I had always known that Allan Macdonald and other Scots with Jacobite connections had remained loyal to the British Crown and the House of Hanover in the American war, known this while ignorant of the details. Flora Fraser tells this story admirably, making it every bit as interesting as her account of the most famous days in her heroine’s life. One is relieved that she would in time return to Scotland. There she soon found her old celebrity acquired a new polish when, after Dr Johnson’s death, Boswell published his own account of the journey to the Hebrides and their meeting with Flora. Nevertheless, Flora and her likeable but incompetent husband depended much on the kindness of friends until, after Charles Edward’s death in 1788, George, Prince of Wales (the future George IV,) arranged that she should receive a royal pension.

This is a full and always interesting book, a rich picture of Highland society at a time of change as well as a persuasive and always pleasing account of Flora’s life, a social a study as well as a fine telling of a well-known tale, and of the less familiar story of the Scots who chose loyalty to the Crown in America. One wonders if the memory of the Jacobites’ defeat led them to think the American rebels would suffer the same fate.

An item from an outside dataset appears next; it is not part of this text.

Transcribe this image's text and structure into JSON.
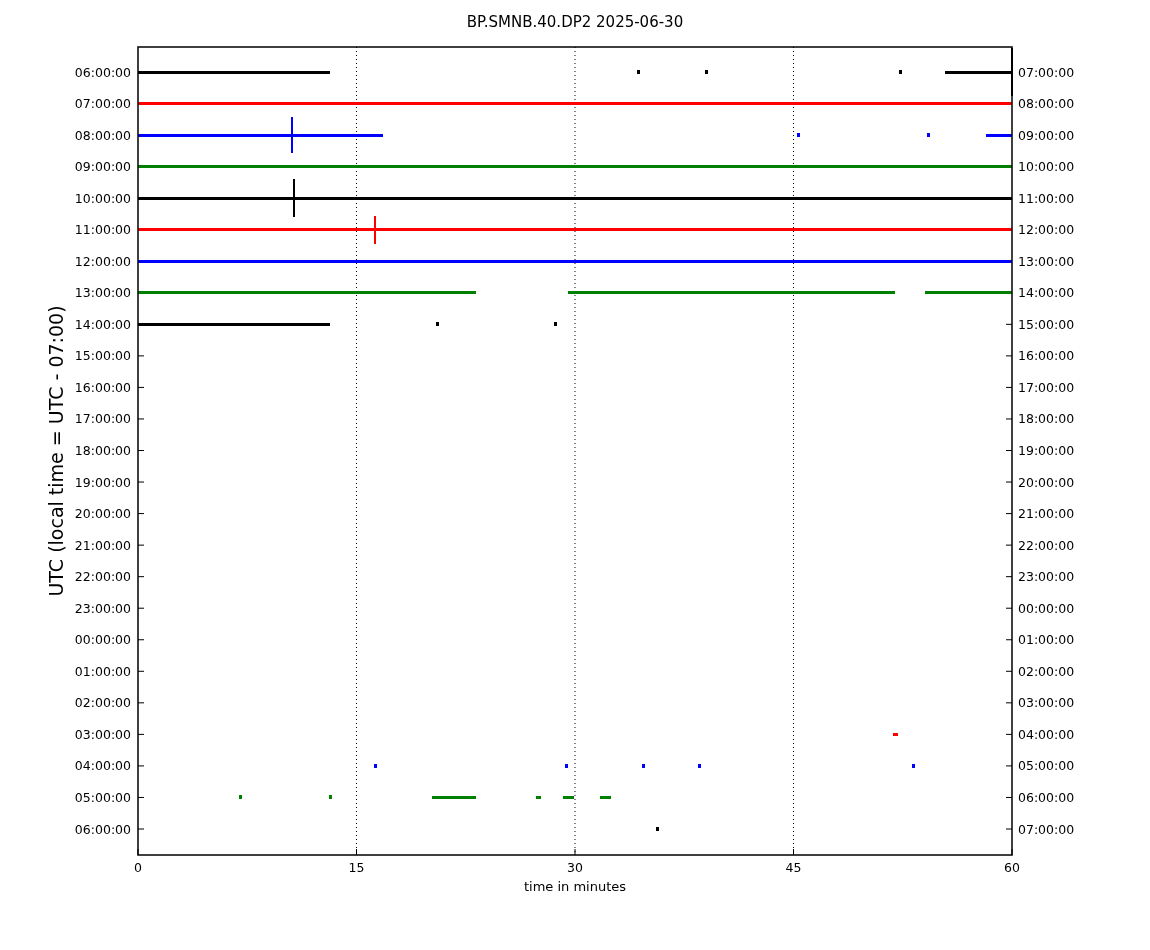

Pretty Young Rebel – The Life of Flora Macdonald, by Flora Fraser, Bloomsbury, 288pp, £25